Your reply must consist of the data below, reproduced character for character.
BEGIN Provided data
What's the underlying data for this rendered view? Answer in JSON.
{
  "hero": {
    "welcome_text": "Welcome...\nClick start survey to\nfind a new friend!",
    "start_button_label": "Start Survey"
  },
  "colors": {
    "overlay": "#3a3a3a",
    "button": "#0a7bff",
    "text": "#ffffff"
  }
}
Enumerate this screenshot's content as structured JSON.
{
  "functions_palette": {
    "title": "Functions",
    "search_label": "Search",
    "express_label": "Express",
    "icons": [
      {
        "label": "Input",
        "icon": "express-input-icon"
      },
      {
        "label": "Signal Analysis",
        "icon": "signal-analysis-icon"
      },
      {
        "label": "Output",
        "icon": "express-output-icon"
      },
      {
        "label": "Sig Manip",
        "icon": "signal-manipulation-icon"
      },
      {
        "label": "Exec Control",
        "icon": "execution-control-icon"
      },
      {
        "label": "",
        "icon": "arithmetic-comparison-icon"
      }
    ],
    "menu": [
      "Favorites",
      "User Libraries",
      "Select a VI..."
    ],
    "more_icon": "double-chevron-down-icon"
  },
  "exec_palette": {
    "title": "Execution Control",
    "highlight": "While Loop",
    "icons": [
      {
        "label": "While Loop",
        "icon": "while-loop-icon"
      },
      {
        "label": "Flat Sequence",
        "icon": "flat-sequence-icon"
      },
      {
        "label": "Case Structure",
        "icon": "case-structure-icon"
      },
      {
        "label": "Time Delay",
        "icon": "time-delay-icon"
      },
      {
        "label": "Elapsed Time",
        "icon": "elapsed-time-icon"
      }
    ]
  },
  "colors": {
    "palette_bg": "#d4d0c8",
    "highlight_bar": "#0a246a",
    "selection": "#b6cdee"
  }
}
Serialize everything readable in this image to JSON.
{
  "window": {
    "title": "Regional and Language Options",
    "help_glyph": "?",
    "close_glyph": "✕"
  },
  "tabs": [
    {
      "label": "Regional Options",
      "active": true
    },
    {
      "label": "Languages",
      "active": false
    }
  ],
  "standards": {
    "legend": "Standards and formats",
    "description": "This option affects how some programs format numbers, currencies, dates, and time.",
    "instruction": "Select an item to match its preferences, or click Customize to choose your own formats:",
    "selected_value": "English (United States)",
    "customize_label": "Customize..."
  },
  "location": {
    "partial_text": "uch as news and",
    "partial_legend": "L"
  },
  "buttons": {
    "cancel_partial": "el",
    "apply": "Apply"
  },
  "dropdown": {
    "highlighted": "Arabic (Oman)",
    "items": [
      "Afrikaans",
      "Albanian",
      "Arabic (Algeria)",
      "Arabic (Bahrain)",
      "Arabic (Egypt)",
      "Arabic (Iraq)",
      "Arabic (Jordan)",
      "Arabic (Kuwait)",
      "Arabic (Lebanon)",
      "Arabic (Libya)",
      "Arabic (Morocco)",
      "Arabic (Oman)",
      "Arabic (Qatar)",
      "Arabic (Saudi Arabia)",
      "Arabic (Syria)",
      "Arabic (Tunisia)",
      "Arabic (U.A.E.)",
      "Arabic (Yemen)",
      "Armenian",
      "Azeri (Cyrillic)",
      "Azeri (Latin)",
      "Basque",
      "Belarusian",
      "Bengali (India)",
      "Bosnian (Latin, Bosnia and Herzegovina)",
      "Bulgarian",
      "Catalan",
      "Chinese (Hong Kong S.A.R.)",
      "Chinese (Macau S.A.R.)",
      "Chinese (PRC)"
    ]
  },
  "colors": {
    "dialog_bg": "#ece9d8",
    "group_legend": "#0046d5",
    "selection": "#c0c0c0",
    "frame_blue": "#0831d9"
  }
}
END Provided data
:: Answer below ::
What's the underlying data for this rendered view? Answer in JSON.
{
  "hero": {
    "welcome_text": "Welcome...\nClick start survey to\nfind a new friend!",
    "start_button_label": "Start Survey"
  },
  "colors": {
    "overlay": "#3a3a3a",
    "button": "#0a7bff",
    "text": "#ffffff"
  }
}
Enumerate this screenshot's content as structured JSON.
{
  "functions_palette": {
    "title": "Functions",
    "search_label": "Search",
    "express_label": "Express",
    "icons": [
      {
        "label": "Input",
        "icon": "express-input-icon"
      },
      {
        "label": "Signal Analysis",
        "icon": "signal-analysis-icon"
      },
      {
        "label": "Output",
        "icon": "express-output-icon"
      },
      {
        "label": "Sig Manip",
        "icon": "signal-manipulation-icon"
      },
      {
        "label": "Exec Control",
        "icon": "execution-control-icon"
      },
      {
        "label": "",
        "icon": "arithmetic-comparison-icon"
      }
    ],
    "menu": [
      "Favorites",
      "User Libraries",
      "Select a VI..."
    ],
    "more_icon": "double-chevron-down-icon"
  },
  "exec_palette": {
    "title": "Execution Control",
    "highlight": "While Loop",
    "icons": [
      {
        "label": "While Loop",
        "icon": "while-loop-icon"
      },
      {
        "label": "Flat Sequence",
        "icon": "flat-sequence-icon"
      },
      {
        "label": "Case Structure",
        "icon": "case-structure-icon"
      },
      {
        "label": "Time Delay",
        "icon": "time-delay-icon"
      },
      {
        "label": "Elapsed Time",
        "icon": "elapsed-time-icon"
      }
    ]
  },
  "colors": {
    "palette_bg": "#d4d0c8",
    "highlight_bar": "#0a246a",
    "selection": "#b6cdee"
  }
}
Serialize everything readable in this image to JSON.
{
  "window": {
    "title": "Regional and Language Options",
    "help_glyph": "?",
    "close_glyph": "✕"
  },
  "tabs": [
    {
      "label": "Regional Options",
      "active": true
    },
    {
      "label": "Languages",
      "active": false
    }
  ],
  "standards": {
    "legend": "Standards and formats",
    "description": "This option affects how some programs format numbers, currencies, dates, and time.",
    "instruction": "Select an item to match its preferences, or click Customize to choose your own formats:",
    "selected_value": "English (United States)",
    "customize_label": "Customize..."
  },
  "location": {
    "partial_text": "uch as news and",
    "partial_legend": "L"
  },
  "buttons": {
    "cancel_partial": "el",
    "apply": "Apply"
  },
  "dropdown": {
    "highlighted": "Arabic (Oman)",
    "items": [
      "Afrikaans",
      "Albanian",
      "Arabic (Algeria)",
      "Arabic (Bahrain)",
      "Arabic (Egypt)",
      "Arabic (Iraq)",
      "Arabic (Jordan)",
      "Arabic (Kuwait)",
      "Arabic (Lebanon)",
      "Arabic (Libya)",
      "Arabic (Morocco)",
      "Arabic (Oman)",
      "Arabic (Qatar)",
      "Arabic (Saudi Arabia)",
      "Arabic (Syria)",
      "Arabic (Tunisia)",
      "Arabic (U.A.E.)",
      "Arabic (Yemen)",
      "Armenian",
      "Azeri (Cyrillic)",
      "Azeri (Latin)",
      "Basque",
      "Belarusian",
      "Bengali (India)",
      "Bosnian (Latin, Bosnia and Herzegovina)",
      "Bulgarian",
      "Catalan",
      "Chinese (Hong Kong S.A.R.)",
      "Chinese (Macau S.A.R.)",
      "Chinese (PRC)"
    ]
  },
  "colors": {
    "dialog_bg": "#ece9d8",
    "group_legend": "#0046d5",
    "selection": "#c0c0c0",
    "frame_blue": "#0831d9"
  }
}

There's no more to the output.